Former Prime Minister Gordon Brown has warned rich nations that not sharing vaccines is 'coming back to haunt us'. 

Mr Brown also blasted the European Union for 'neocolonialism' over the bloc's move to buy up jabs made in South Africa. 

The former Labour leader claimed the emergence of new strains such as Omicron, a super-mutant variant first reported in South Africa on November 24, could have been avoided if the West had properly shared vaccine supplies.  

He said the West had been 'forewarned' of the failure to do share vaccine doses but that still only three per cent of people in low income countries had been jabbed compared to around 60 per cent in rich nations.     

'In the absence of mass vaccination, Covid is not only spreading uninhibited among unprotected people but is mutating, with new variants emerging out of the poorest countries and now threatening to unleash themselves on even fully vaccinated people in the richest countries of the world,' Mr Brown wrote. 

Former Prime Minister Gordon Brown has warned rich nations that not sharing vaccines is 'coming back to haunt us'

The former prime minister said the West had been 'forewarned' of the failure to do share vaccine doses but that still only three per cent of people in low income countries had been jabbed compared to around 60 per cent in rich nations

'The good news is that our medical genius has ensured that the new Omicron variant has been identified quickly; is being sequenced at speed; and, if it proves not only more transmissible but immune to current vaccines, a new vaccine could potentially soon emerge,' he wrote in the Guardian.

'But given the contrast between the success of our scientists and the failure of our global leaders, only a herculean effort starting this week can allay fears that new mutations among unvaccinated people in the least-protected places will take Covid into a third year – with even fifth, sixth and seventh waves.' 

He went on to accuse the EU of 'neocolonialism' over the bloc's attempt to purchase South African-made vaccines and said the move 'impeded' the nation's efforts to vaccinate its population'  

Gordon Brown went on to accuse the EU of 'neocolonialism' over the bloc's attempt to purchase South African-made vaccines and said the move 'impeded' the nation's efforts to vaccinate its population'

Based on the evidence presented indicative of a detrimental change in Covid-19 epidemiology... the WHO has designated B.1.1.529 as a variant of concern, named Omicron,' the UN health agency said in a statement. 

Chief medical officer Chris Whitty said alarmist warnings were simply 'speculation' because the variant had spread only in 'very small numbers'. 

He also questioned whether the public would accept the return of coronavirus restrictions.

Health Secretary Sajid Javid told MPs that, while there was 'huge international concern', vaccines had put Britain in a strong position.
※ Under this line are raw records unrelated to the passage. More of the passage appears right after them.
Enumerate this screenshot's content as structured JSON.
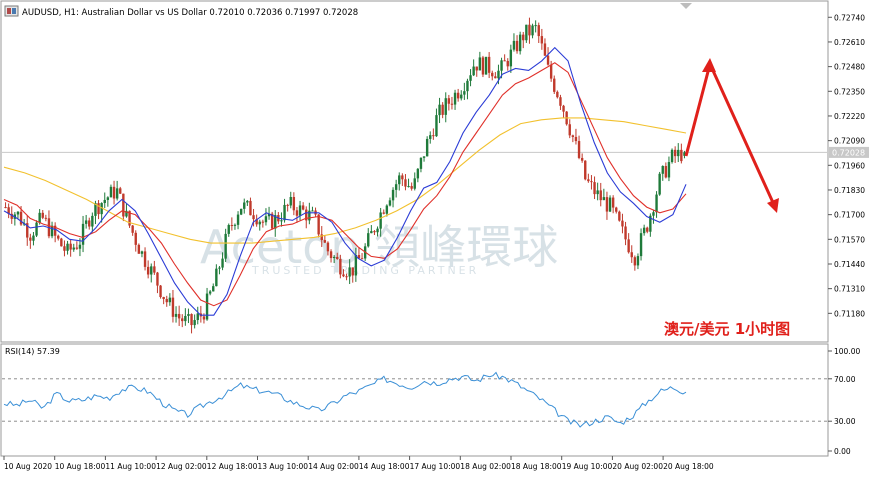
{
  "header": {
    "symbol_line": "AUDUSD, H1:  Australian Dollar vs US Dollar  0.72010 0.72036 0.71997 0.72028"
  },
  "colors": {
    "bull": "#1f7a3a",
    "bear": "#c0392b",
    "ma_fast": "#2b3cd6",
    "ma_mid": "#e0302a",
    "ma_slow": "#f2c12e",
    "rsi": "#3a8fd6",
    "arrow": "#e0201b",
    "grid": "#7f7f7f",
    "text": "#000000"
  },
  "icons": {
    "window_icon": "chart-window-icon",
    "scroll_marker": "scroll-triangle-icon"
  },
  "overlay": {
    "watermark": "Acetop 領峰環球",
    "watermark_sub": "TRUSTED TRADING PARTNER",
    "annotation": "澳元/美元 1小时图"
  },
  "chart_data": [
    {
      "type": "candlestick",
      "symbol": "AUDUSD",
      "timeframe": "H1",
      "description": "Australian Dollar vs US Dollar",
      "last_bar": {
        "open": 0.7201,
        "high": 0.72036,
        "low": 0.71997,
        "close": 0.72028
      },
      "current_price_label": "0.72028",
      "ylim": [
        0.7105,
        0.7281
      ],
      "y_ticks": [
        "0.72740",
        "0.72610",
        "0.72480",
        "0.72350",
        "0.72220",
        "0.72090",
        "0.71960",
        "0.71830",
        "0.71700",
        "0.71570",
        "0.71440",
        "0.71310",
        "0.71180"
      ],
      "x_ticks": [
        "10 Aug 2020",
        "10 Aug 18:00",
        "11 Aug 10:00",
        "12 Aug 02:00",
        "12 Aug 18:00",
        "13 Aug 10:00",
        "14 Aug 02:00",
        "14 Aug 18:00",
        "17 Aug 10:00",
        "18 Aug 02:00",
        "18 Aug 18:00",
        "19 Aug 10:00",
        "20 Aug 02:00",
        "20 Aug 18:00"
      ],
      "close_path": [
        0.7174,
        0.717,
        0.716,
        0.7168,
        0.7158,
        0.715,
        0.7156,
        0.7172,
        0.7178,
        0.7183,
        0.7165,
        0.715,
        0.7138,
        0.7125,
        0.7116,
        0.7112,
        0.7118,
        0.7135,
        0.716,
        0.7175,
        0.7172,
        0.7165,
        0.7168,
        0.7175,
        0.7172,
        0.7168,
        0.7152,
        0.7144,
        0.714,
        0.715,
        0.7165,
        0.718,
        0.719,
        0.7183,
        0.7205,
        0.7222,
        0.723,
        0.7238,
        0.725,
        0.7248,
        0.7245,
        0.7255,
        0.7265,
        0.7268,
        0.7245,
        0.723,
        0.721,
        0.7188,
        0.718,
        0.7174,
        0.716,
        0.7148,
        0.7165,
        0.7188,
        0.72,
        0.7203
      ],
      "ma_fast": [
        0.7172,
        0.7168,
        0.7163,
        0.7164,
        0.7162,
        0.7157,
        0.7156,
        0.7163,
        0.7172,
        0.7178,
        0.7172,
        0.716,
        0.7147,
        0.7134,
        0.7124,
        0.7117,
        0.7117,
        0.7128,
        0.7148,
        0.7166,
        0.7171,
        0.7168,
        0.7167,
        0.7171,
        0.7171,
        0.7166,
        0.7155,
        0.7147,
        0.7143,
        0.7146,
        0.7158,
        0.7172,
        0.7184,
        0.7187,
        0.7198,
        0.7213,
        0.7224,
        0.7233,
        0.7244,
        0.7247,
        0.7246,
        0.7251,
        0.7258,
        0.7251,
        0.7228,
        0.7208,
        0.7192,
        0.7182,
        0.7176,
        0.7169,
        0.7166,
        0.717,
        0.7186
      ],
      "ma_mid": [
        0.7178,
        0.7175,
        0.7168,
        0.7165,
        0.7163,
        0.716,
        0.7158,
        0.7161,
        0.7167,
        0.7172,
        0.717,
        0.7163,
        0.7155,
        0.7144,
        0.7134,
        0.7125,
        0.7122,
        0.7125,
        0.7138,
        0.7152,
        0.7161,
        0.7164,
        0.7165,
        0.7168,
        0.7169,
        0.7167,
        0.716,
        0.7153,
        0.7148,
        0.7147,
        0.7152,
        0.7162,
        0.7173,
        0.718,
        0.719,
        0.7203,
        0.7213,
        0.7223,
        0.7233,
        0.7239,
        0.7242,
        0.7246,
        0.725,
        0.7245,
        0.723,
        0.7215,
        0.72,
        0.7189,
        0.718,
        0.7174,
        0.7171,
        0.7173,
        0.7181
      ],
      "ma_slow": [
        0.7195,
        0.7192,
        0.7188,
        0.7183,
        0.7178,
        0.7172,
        0.7166,
        0.7163,
        0.716,
        0.7157,
        0.7155,
        0.7155,
        0.7155,
        0.7156,
        0.7157,
        0.7158,
        0.716,
        0.7163,
        0.7167,
        0.7172,
        0.7178,
        0.7186,
        0.7195,
        0.7204,
        0.7212,
        0.7218,
        0.722,
        0.7221,
        0.7221,
        0.722,
        0.7219,
        0.7217,
        0.7215,
        0.7213
      ]
    },
    {
      "type": "line",
      "name": "RSI(14)",
      "title": "RSI(14) 57.39",
      "last_value": 57.39,
      "ylim": [
        0,
        100
      ],
      "y_ticks": [
        "100.00",
        "70.00",
        "30.00",
        "0.00"
      ],
      "levels": [
        70,
        30
      ],
      "values": [
        47,
        45,
        50,
        42,
        56,
        49,
        50,
        54,
        52,
        60,
        62,
        58,
        48,
        40,
        36,
        44,
        50,
        56,
        64,
        60,
        58,
        54,
        48,
        44,
        40,
        46,
        54,
        58,
        64,
        70,
        66,
        62,
        68,
        66,
        70,
        72,
        68,
        74,
        72,
        66,
        58,
        50,
        40,
        30,
        26,
        30,
        34,
        28,
        36,
        48,
        58,
        62,
        57.39
      ]
    }
  ]
}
While scientists said existing jabs could be tweaked to tackle the variant.

In a rush to limit the spread, the EU suspended all flights to southern Africa after the first case was confirmed in Europe, in Belgium, on Friday. 

Britain had already put six nations - South Africa, Botswana, Lesotho, Eswatini, Zimbabwe and Namibia - on the travel 'red list', and was poised to add two more last night. 
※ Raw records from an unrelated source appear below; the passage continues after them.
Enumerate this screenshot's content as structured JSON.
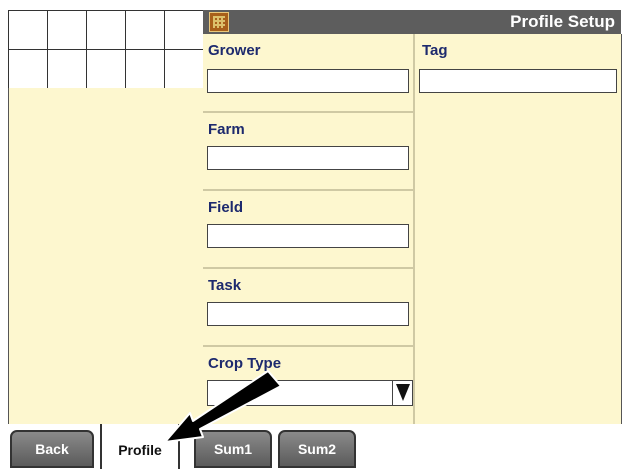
{
  "screen": {
    "title": "Profile Setup",
    "app_icon": "field-map-icon"
  },
  "fields": {
    "grower": {
      "label": "Grower",
      "value": ""
    },
    "tag": {
      "label": "Tag",
      "value": ""
    },
    "farm": {
      "label": "Farm",
      "value": ""
    },
    "field": {
      "label": "Field",
      "value": ""
    },
    "task": {
      "label": "Task",
      "value": ""
    },
    "crop_type": {
      "label": "Crop Type",
      "value": ""
    }
  },
  "tabs": [
    {
      "label": "Back",
      "active": false
    },
    {
      "label": "Profile",
      "active": true
    },
    {
      "label": "Sum1",
      "active": false
    },
    {
      "label": "Sum2",
      "active": false
    }
  ],
  "colors": {
    "panel_bg": "#fdf7cf",
    "title_bar": "#5d5d5d",
    "label_text": "#1d2a6e"
  },
  "annotation": {
    "icon": "pointer-arrow-icon"
  }
}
European Commission president Ursula von der Leyen had earlier called for an EU-wide travel ban to southern Africa warning that the Omicron strain could be world-dominant in months.
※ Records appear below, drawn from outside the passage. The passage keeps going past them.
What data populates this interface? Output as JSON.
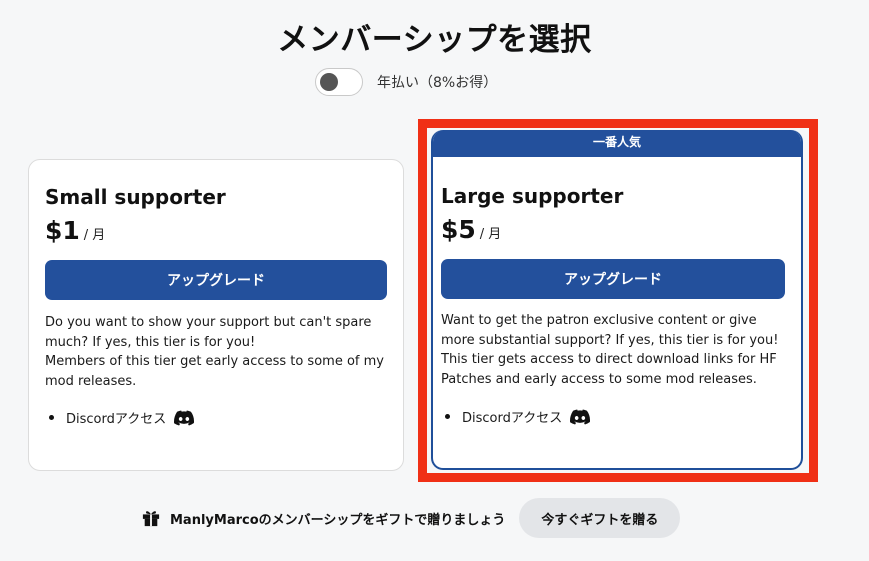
{
  "page": {
    "title": "メンバーシップを選択"
  },
  "billing": {
    "toggle_on": false,
    "label": "年払い（8%お得）"
  },
  "tiers": [
    {
      "name": "Small supporter",
      "price": "$1",
      "period": "/ 月",
      "button": "アップグレード",
      "description": [
        "Do you want to show your support but can't spare much? If yes, this tier is for you!",
        "Members of this tier get early access to some of my mod releases."
      ],
      "benefits": [
        {
          "label": "Discordアクセス",
          "icon": "discord-icon"
        }
      ]
    },
    {
      "badge": "一番人気",
      "name": "Large supporter",
      "price": "$5",
      "period": "/ 月",
      "button": "アップグレード",
      "description": [
        "Want to get the patron exclusive content or give more substantial support? If yes, this tier is for you!",
        "This tier gets access to direct download links for HF Patches and early access to some mod releases."
      ],
      "benefits": [
        {
          "label": "Discordアクセス",
          "icon": "discord-icon"
        }
      ]
    }
  ],
  "gift": {
    "icon": "gift-icon",
    "text": "ManlyMarcoのメンバーシップをギフトで贈りましょう",
    "button": "今すぐギフトを贈る"
  },
  "colors": {
    "accent": "#23509c",
    "highlight": "#f03016",
    "background": "#f6f7f8"
  }
}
Passengers flying to the Netherlands from South Africa were banned from getting off the plane as the continent tightened its borders in an attempt to shut out the strain which scientists have described as the 'worst variant ever'. 

They were eventually let off the runway after being forced to take a test and leave their details with contact tracers.

By contrast, British arrivals from the variant's epicentre Johannesburg were left to mingle with hundreds of others as they flew into Heathrow on the last flights out of Africa before the red list was re-imposed at noon. 

Passengers flying into Heathrow revealed they were not tested or questioned about their travel history.